Are we being unreasonable? By “we” here I mean me, of course, but also the electorate at large, and everyone else who happens to write newspaper columns for a living. Are we terrible hypocrites? We spent years whining and complaining about politics being too intense, and that old Chinese curse – “may you live in interesting times” – felt so close to the bone that it wasn’t even funny any more.
Boris Johnson was exhausting and Jeremy Corbyn was exhausting, and attempting to follow the twists and turns of the Brexit saga meant living with a permanent headache. We dreamt of boredom and yearned for the days when politics was quiet, so quiet that there was no real need to follow it beyond an occasional glance at newspaper headlines.
We prayed and prayed and lo! The fates delivered. Rishi Sunak is a dull technocrat in an oddly tight suit and Keir Starmer is… well, he’s everything we wanted, isn’t he? He’s calm and responsible, he rarely raises his voice, he doesn’t take up endless lost causes and he runs his party with a confident, iron fist. He’s everything we thought we were dreaming of, so why are we complaining?
“What’s boring is being in opposition,” is what the Labour leader said last year when reports came out that some of his more prominent MPs had been calling him boring. The exchange took place at a shadow cabinet meeting and was, according to a frontbencher in attendance, “ironically very boring”.
Even his new approach to the great lightning-rod issue of Brexit is underwhelming. Promising to renegotiate a deal everyone knows is broken with people who don’t want to renegotiate it and only pledging to do so in two years’ time – perhaps – is not quite the national cure the electorate wants or needs.
The trouble is, both sides had a point. Starmer is right that opposition is not as exciting as government. As Corbyn found out before him, voters soon tire of leaders who do nothing but furiously yap from the sidelines. There is also a risk of becoming the boy who cried wolf. If you’re shocked, appalled and exasperated by every single thing the government does, no one will be listening to you when you try to explain that no, this one thing really is especially dreadful.
As the polls are currently showing, slow and steady does, at least this time, seem to be winning the race. Still, it is hard not to be frustrated at this iteration of the Labour Party. The country is broken in a thousand and one ways; public services are held together with bits of tape, and critical infrastructure with old pieces of gum. Levels of child poverty have gone through the roof and the cost-of-living crisis is hitting everyone. Renters can’t afford to rent, young adults can’t afford to have children, and many of their parents can’t afford to comfortably retire. If you would like to see a doctor before you die of old age, you may as well try to contact them using a ouija board. It’ll be quicker.
The government is unwilling or unable to fix any of it. They are, as a result, on their way out; everyone knows it, even them. Labour supporters should be jubilant – some hardened Starmer supporters are – but a certain sense of anxiety lingers.
Starmer is being overly cautious because he has watched his party snatch countless defeats from the jaws of victory. He knows history is not yet written, and that the British electorate always mistrusts a left wing party that looks as if it may get carried away. He is playing the hand he has, not the one he would like to hold.
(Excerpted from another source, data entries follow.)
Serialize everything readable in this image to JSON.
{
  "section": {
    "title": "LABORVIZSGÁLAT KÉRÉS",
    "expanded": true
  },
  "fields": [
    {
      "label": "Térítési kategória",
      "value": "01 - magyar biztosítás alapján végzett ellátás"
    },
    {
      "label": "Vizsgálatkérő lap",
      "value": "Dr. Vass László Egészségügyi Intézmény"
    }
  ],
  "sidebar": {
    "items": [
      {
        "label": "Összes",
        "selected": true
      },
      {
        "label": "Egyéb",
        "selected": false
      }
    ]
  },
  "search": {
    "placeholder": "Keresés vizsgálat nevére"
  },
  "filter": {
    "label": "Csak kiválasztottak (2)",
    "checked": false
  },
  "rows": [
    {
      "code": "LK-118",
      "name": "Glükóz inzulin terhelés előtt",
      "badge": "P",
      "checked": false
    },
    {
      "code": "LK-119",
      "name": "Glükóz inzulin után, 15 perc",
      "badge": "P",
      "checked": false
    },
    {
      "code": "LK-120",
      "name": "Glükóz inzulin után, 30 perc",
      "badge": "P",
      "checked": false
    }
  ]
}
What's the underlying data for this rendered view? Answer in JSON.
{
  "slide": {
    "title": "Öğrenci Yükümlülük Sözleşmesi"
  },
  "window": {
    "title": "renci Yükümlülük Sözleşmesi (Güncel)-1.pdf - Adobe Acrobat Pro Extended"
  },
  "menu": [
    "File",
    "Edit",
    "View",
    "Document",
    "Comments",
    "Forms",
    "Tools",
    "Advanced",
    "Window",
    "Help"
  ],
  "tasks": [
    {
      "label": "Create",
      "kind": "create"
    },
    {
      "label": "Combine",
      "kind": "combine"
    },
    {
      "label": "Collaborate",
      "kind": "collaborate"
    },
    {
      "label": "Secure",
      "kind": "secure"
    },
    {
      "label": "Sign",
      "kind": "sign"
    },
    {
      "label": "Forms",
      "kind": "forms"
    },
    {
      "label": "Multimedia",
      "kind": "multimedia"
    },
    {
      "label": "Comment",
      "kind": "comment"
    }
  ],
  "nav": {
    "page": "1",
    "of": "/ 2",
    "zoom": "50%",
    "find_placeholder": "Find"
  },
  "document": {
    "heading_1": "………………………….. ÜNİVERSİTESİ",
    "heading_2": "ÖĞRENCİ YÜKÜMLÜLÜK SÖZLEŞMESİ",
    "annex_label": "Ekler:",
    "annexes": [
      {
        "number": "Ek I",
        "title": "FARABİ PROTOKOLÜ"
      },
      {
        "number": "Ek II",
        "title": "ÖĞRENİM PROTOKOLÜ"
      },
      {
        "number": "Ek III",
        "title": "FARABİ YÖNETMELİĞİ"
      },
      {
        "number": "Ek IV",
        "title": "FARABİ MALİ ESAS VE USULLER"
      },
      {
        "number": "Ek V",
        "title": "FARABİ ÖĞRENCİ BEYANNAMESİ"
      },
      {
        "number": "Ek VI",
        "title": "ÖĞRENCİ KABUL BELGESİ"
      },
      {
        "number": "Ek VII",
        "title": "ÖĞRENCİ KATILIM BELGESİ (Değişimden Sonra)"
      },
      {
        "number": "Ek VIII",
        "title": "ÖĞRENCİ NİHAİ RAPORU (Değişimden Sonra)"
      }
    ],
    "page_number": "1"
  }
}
Still – still – it doesn’t quite feel like enough. Everything is broken and a cautious, relentlessly measured approach doesn’t feel like the right match for our desperate times. Will a Labour government have the gumption to fix the many, many problems currently blighting Britain? Already, shadow ministers are hinting at issues that they only intend to deal with during their second term. It somehow feels both humble and arrogant, mixing in a frustratingly realist stance with an optimism they haven’t quite earned.
If they do not prove in one term that they have what it takes to make the country better, who are they to assume that voters will have the good grace to keep them around? Decisiveness doesn’t have to rhyme with radicalism, and being radical isn’t always a bad thing. Corbyn failed because he was offering too much, and his successor should be wary of offering too little.
Starmer should also remember that the world he is in today isn’t the one his leadership started in. Both Johnson and Liz Truss were mad and tiring, and made the electorate long for a PM who would run the country competently and – most importantly – quietly. Sunak is many things, but hysterical isn’t one of them. Labour could once hope to rely on being seen as a safe pair of hands, but voters are now realising that (relative) calm doesn’t always guarantee efficiency.
Then again, perhaps Starmer will be proved right. Everyone’s knackered. Playing it safe may not be thrilling, but it is better than recklessly gambling on the fate of both party and country. Being bored isn’t ideal, but maybe it’s the best we can hope for right now.